## Record extracts
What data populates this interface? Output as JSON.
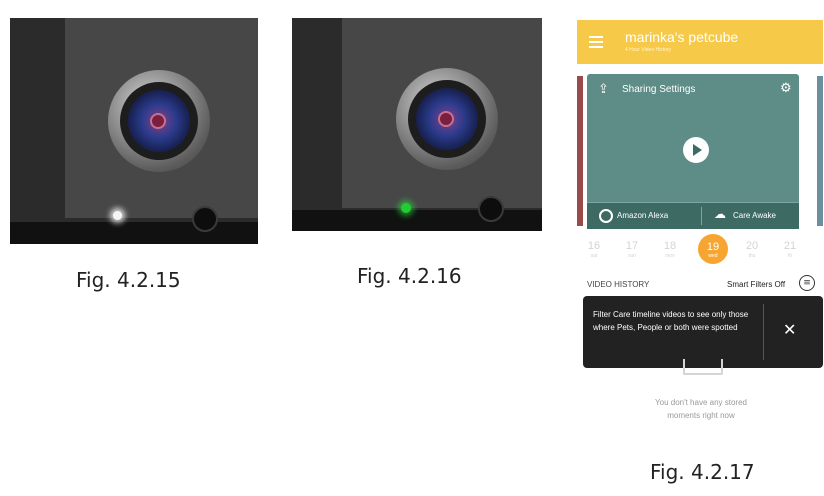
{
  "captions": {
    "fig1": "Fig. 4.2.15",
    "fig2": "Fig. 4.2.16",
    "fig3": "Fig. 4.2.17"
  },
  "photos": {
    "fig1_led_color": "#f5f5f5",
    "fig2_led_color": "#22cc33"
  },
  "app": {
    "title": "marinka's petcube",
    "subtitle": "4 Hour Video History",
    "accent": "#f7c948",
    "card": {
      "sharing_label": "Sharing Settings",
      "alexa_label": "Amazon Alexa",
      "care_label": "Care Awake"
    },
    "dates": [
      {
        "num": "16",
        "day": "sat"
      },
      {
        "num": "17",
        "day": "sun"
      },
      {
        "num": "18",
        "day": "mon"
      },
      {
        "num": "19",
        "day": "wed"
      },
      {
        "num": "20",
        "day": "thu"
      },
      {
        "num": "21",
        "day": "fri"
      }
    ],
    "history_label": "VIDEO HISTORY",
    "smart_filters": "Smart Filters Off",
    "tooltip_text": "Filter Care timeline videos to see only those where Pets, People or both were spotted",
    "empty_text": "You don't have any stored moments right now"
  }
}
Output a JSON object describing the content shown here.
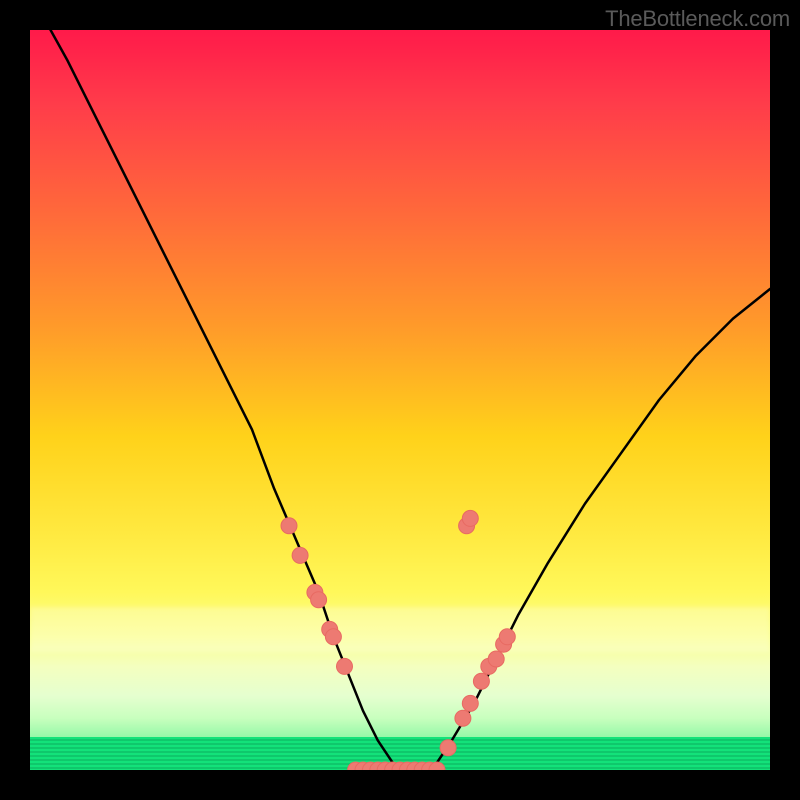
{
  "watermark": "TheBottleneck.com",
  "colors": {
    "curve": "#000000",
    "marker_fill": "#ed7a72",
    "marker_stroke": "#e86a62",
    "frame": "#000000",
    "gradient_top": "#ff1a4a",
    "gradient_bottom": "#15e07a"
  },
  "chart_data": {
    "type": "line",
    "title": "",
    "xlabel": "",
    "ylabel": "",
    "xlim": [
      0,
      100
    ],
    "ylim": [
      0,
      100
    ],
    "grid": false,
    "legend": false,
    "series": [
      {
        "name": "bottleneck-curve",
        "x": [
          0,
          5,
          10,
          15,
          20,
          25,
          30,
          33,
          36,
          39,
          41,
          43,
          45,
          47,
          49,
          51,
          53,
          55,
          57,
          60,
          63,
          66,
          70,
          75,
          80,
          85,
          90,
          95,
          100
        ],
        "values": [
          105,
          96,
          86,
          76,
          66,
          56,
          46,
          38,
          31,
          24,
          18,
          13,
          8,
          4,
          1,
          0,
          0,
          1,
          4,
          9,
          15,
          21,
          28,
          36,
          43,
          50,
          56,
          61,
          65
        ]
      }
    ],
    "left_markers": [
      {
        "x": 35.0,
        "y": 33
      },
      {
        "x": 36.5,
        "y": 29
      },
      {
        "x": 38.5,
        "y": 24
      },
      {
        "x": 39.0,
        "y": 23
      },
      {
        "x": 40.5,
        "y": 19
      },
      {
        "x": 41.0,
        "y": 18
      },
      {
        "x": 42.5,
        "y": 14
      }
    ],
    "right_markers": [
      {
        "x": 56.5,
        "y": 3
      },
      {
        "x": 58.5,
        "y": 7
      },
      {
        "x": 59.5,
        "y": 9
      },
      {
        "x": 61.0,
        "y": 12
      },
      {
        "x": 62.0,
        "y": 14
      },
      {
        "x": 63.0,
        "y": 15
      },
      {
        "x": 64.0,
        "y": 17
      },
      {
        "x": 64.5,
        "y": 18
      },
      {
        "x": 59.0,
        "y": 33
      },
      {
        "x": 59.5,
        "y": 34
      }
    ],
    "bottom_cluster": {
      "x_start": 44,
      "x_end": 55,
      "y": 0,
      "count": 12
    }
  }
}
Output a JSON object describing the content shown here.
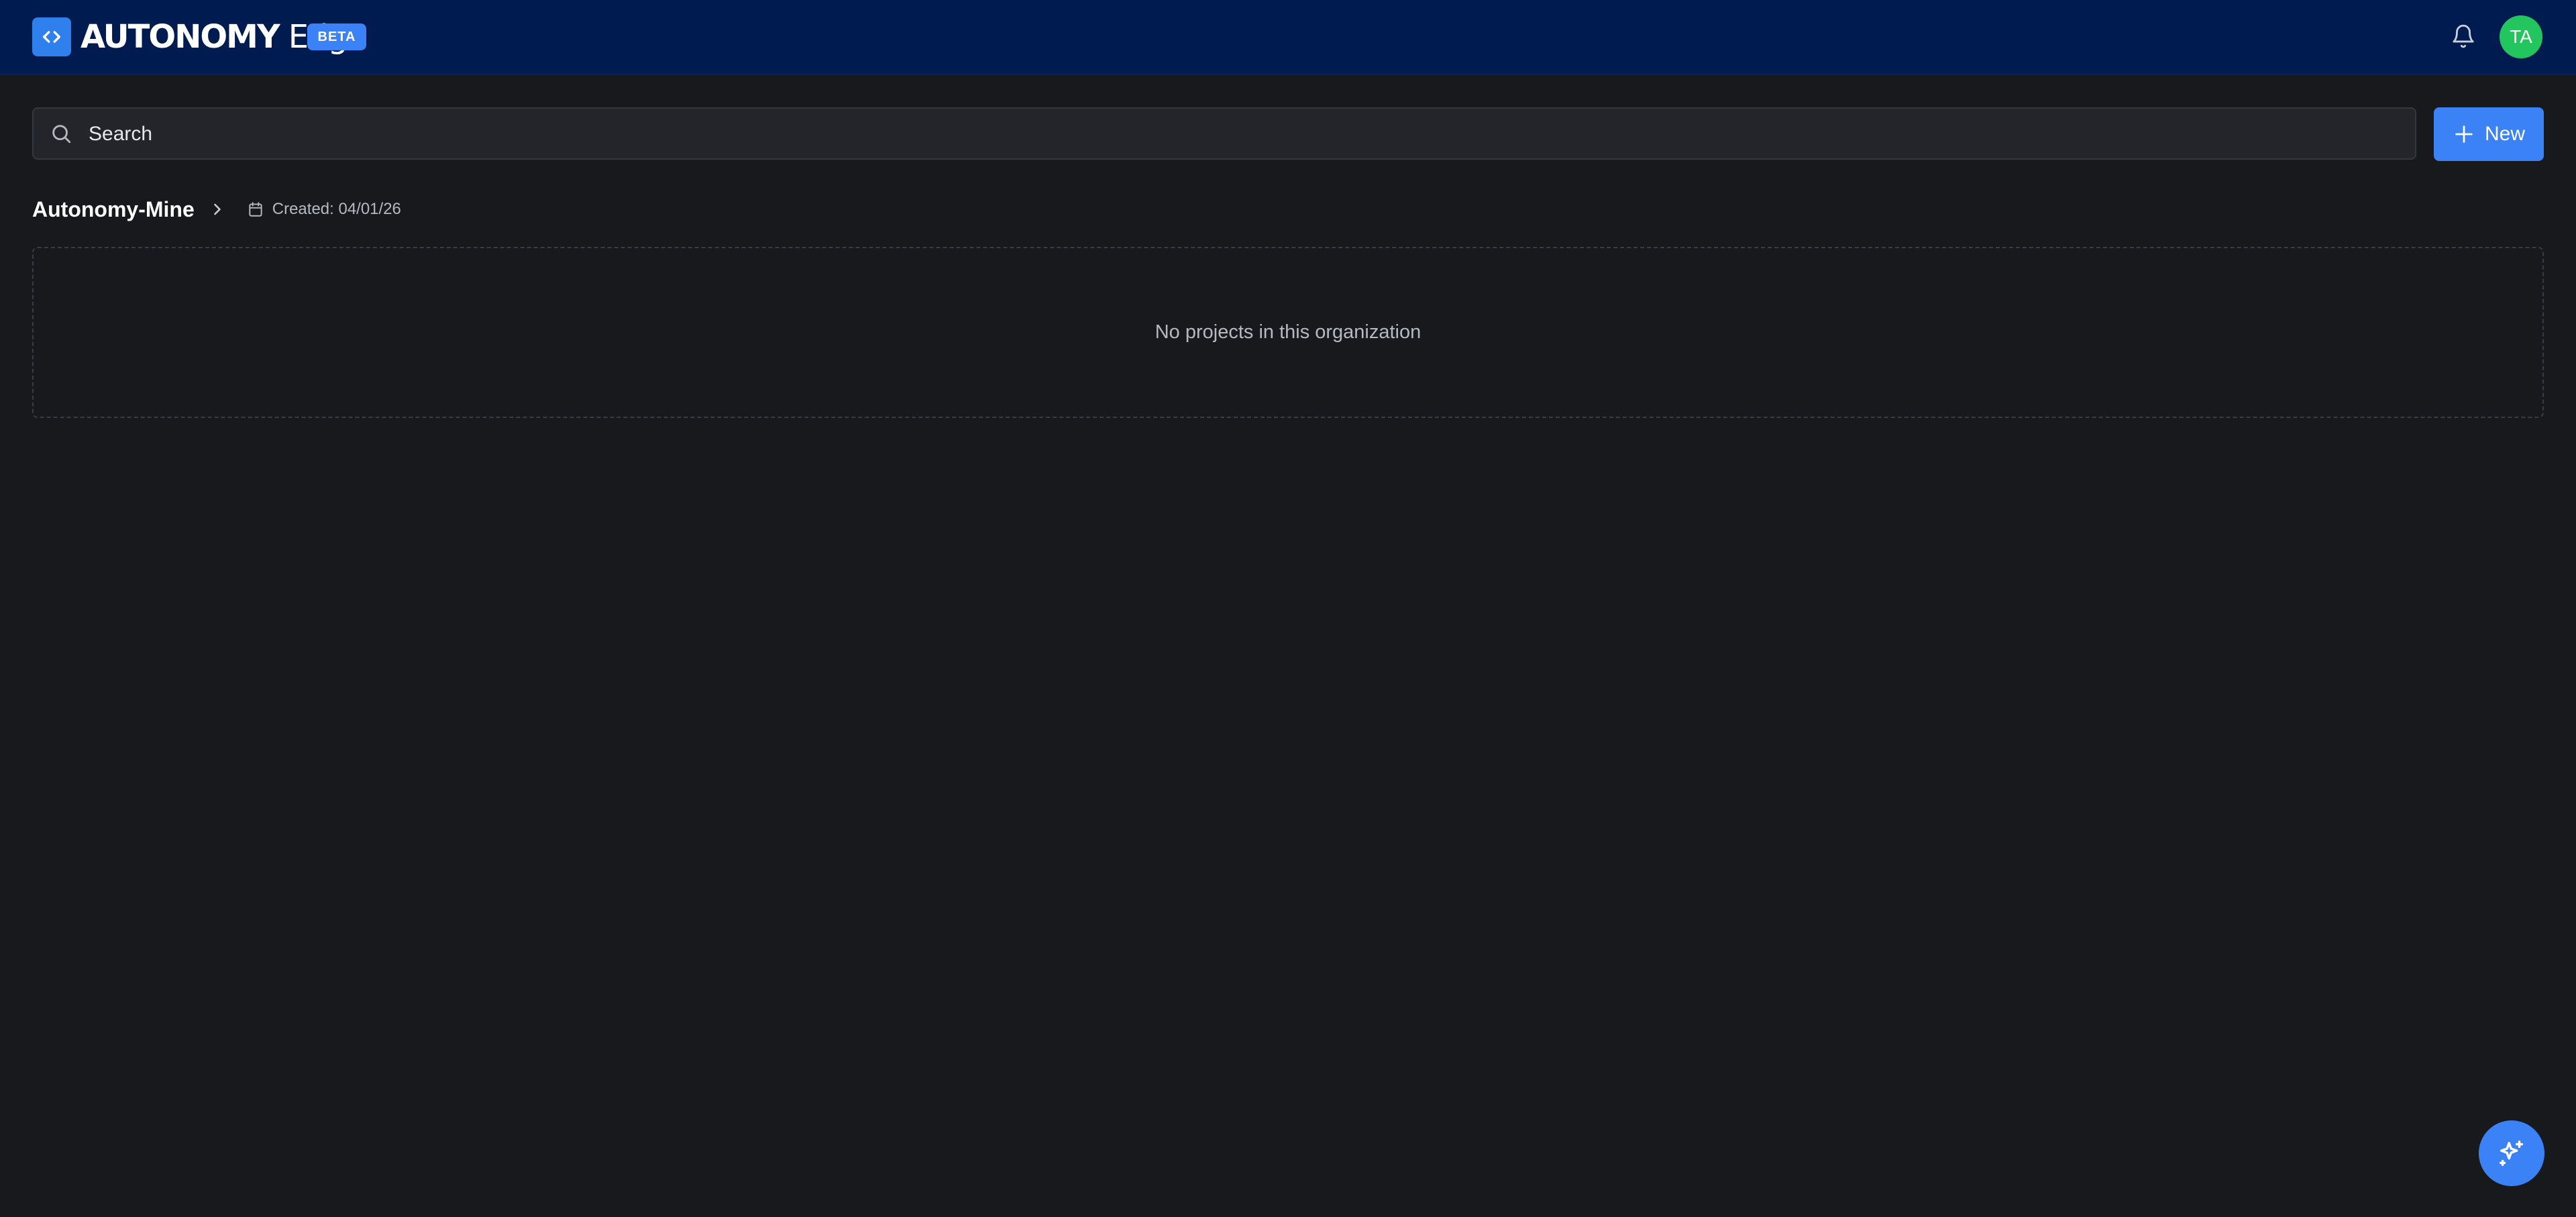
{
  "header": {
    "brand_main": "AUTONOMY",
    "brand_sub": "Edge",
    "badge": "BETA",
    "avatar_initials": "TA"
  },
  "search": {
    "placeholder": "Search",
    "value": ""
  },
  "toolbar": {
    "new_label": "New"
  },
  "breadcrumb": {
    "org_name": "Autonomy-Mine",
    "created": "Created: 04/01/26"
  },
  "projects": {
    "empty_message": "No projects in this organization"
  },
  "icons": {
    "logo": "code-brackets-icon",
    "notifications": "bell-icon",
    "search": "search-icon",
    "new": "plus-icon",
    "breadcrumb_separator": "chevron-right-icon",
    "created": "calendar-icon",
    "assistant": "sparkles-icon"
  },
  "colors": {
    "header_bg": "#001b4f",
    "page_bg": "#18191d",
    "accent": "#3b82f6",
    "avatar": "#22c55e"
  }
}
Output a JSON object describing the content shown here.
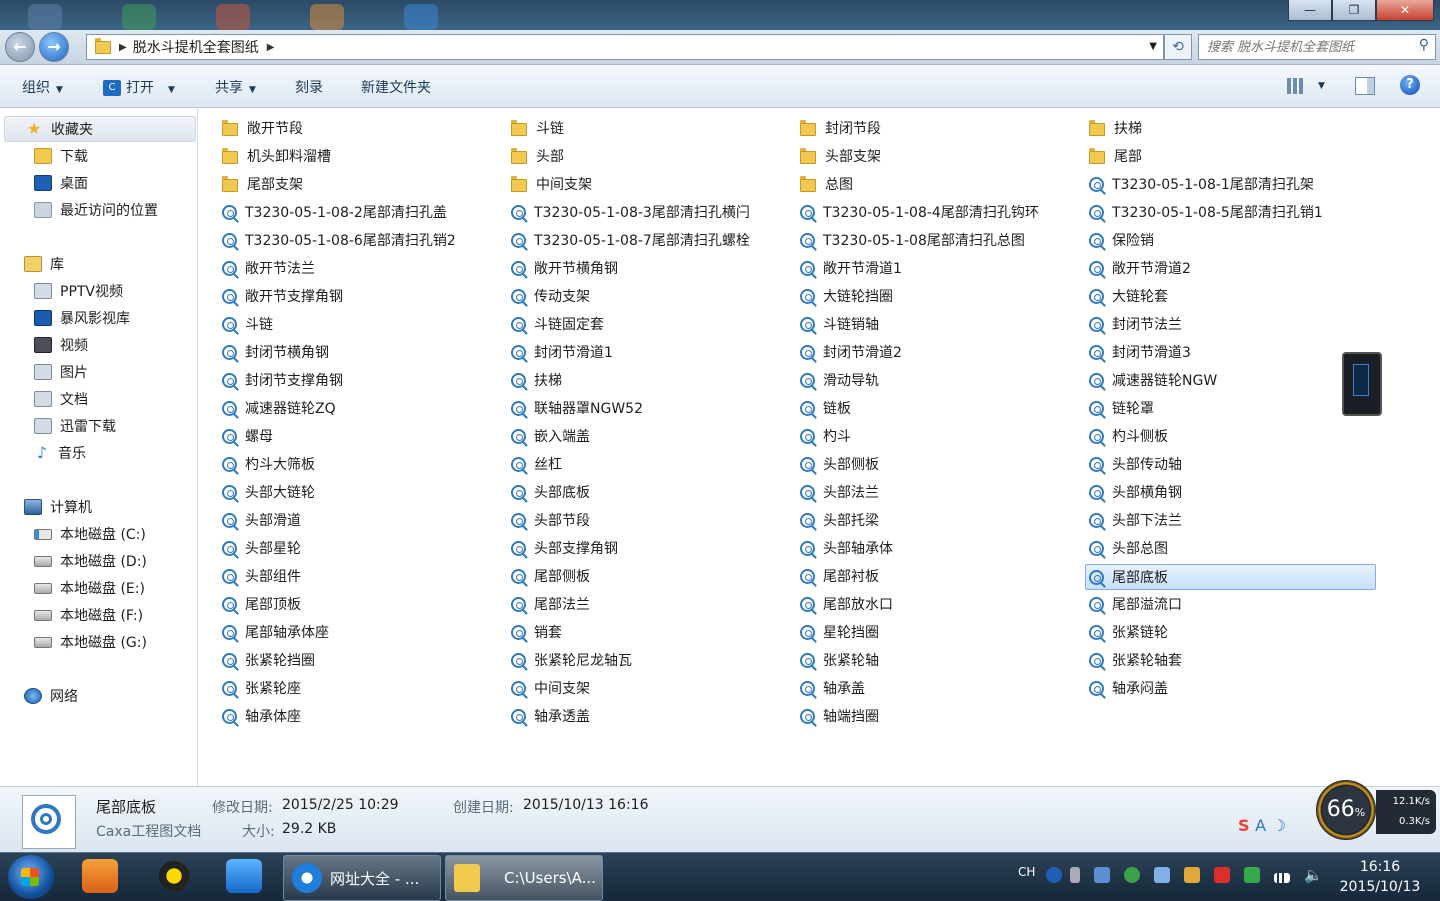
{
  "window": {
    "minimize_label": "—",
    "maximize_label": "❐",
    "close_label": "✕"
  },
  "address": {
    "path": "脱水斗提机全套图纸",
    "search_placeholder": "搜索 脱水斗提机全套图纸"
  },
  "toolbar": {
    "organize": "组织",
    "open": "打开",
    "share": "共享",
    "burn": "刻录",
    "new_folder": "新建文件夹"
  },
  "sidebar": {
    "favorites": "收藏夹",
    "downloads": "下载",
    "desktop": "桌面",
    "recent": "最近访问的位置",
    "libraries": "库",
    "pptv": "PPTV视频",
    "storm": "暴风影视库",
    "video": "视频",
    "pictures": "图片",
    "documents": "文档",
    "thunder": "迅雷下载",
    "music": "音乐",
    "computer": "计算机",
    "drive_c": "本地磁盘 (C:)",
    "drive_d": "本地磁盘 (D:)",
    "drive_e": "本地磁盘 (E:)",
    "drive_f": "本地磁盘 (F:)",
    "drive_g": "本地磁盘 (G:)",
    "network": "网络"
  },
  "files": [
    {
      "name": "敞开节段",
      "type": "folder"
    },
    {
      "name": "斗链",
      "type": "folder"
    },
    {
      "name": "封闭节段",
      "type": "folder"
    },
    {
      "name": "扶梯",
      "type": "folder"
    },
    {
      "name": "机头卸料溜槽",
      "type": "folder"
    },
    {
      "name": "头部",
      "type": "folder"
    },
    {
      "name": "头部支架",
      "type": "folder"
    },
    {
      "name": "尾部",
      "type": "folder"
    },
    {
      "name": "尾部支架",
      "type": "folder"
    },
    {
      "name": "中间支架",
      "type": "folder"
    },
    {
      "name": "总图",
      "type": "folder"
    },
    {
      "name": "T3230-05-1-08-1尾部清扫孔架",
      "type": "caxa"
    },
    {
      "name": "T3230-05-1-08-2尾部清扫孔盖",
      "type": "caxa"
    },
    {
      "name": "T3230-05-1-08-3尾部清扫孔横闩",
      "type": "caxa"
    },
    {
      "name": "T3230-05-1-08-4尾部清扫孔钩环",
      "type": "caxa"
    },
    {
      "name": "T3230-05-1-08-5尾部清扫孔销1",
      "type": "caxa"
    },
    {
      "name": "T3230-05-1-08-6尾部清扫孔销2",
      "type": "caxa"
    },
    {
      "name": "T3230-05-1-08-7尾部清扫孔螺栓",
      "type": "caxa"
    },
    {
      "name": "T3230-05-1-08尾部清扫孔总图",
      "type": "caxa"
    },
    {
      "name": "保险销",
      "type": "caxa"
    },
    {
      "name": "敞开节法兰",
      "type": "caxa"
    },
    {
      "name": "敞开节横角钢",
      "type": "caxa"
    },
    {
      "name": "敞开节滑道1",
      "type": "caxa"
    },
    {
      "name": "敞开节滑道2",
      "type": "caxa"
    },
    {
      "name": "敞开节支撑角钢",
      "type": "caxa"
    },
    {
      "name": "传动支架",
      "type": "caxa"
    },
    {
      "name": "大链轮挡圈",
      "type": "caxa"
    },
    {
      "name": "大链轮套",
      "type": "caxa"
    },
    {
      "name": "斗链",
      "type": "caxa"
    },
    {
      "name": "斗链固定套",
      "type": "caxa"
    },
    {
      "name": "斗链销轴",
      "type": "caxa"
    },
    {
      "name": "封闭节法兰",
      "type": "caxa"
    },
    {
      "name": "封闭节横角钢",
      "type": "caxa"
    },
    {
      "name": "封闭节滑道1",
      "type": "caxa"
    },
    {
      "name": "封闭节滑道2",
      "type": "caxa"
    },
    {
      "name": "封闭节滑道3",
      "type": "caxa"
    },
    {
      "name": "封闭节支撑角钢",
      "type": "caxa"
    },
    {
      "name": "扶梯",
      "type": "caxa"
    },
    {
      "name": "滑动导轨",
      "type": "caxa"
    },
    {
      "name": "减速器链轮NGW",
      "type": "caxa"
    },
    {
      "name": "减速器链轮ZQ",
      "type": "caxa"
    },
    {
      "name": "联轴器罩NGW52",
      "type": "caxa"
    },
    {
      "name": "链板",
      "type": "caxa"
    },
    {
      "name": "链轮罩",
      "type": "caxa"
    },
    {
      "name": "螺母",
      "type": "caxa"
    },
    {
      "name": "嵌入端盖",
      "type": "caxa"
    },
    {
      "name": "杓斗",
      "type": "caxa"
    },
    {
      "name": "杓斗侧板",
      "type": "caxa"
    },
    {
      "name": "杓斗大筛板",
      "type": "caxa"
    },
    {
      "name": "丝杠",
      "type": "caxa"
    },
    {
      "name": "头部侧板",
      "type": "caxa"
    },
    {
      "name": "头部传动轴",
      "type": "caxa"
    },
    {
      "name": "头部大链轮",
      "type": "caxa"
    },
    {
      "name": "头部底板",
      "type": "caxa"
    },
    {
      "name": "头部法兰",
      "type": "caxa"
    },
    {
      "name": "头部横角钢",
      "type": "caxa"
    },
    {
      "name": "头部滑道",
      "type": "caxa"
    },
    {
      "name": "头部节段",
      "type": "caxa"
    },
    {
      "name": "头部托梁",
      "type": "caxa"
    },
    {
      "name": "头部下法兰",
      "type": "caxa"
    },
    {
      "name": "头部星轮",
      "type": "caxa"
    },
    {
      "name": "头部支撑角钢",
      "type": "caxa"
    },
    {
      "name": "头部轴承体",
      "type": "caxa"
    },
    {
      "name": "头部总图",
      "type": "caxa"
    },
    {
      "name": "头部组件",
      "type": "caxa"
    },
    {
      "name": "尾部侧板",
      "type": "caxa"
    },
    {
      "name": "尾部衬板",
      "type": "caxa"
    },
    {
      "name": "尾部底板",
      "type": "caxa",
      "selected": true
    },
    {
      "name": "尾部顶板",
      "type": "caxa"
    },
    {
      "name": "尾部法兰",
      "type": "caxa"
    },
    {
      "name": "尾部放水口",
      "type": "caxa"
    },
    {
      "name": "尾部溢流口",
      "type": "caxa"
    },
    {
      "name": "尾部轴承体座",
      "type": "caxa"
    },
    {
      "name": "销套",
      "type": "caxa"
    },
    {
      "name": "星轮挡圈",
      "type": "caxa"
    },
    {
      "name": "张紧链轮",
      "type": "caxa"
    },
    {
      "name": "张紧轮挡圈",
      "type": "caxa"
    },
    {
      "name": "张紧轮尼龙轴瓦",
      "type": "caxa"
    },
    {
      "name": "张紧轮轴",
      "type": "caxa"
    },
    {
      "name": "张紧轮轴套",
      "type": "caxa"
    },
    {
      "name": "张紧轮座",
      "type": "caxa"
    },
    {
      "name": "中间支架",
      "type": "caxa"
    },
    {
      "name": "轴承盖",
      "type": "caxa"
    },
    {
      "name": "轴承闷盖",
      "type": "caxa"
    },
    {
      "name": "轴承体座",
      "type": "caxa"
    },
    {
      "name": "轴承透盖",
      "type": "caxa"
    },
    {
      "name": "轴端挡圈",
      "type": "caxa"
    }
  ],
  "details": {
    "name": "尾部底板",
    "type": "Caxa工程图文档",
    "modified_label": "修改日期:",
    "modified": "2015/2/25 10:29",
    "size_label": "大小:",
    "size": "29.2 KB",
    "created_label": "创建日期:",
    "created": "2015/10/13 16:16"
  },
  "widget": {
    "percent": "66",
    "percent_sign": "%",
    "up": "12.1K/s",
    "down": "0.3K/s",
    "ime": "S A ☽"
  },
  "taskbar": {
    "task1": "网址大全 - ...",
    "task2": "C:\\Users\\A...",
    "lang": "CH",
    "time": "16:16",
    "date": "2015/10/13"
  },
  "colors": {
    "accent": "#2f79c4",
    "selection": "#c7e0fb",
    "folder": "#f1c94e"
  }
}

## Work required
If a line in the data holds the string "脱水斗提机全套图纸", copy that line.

## Response area
    "path": "脱水斗提机全套图纸",
    "search_placeholder": "搜索 脱水斗提机全套图纸"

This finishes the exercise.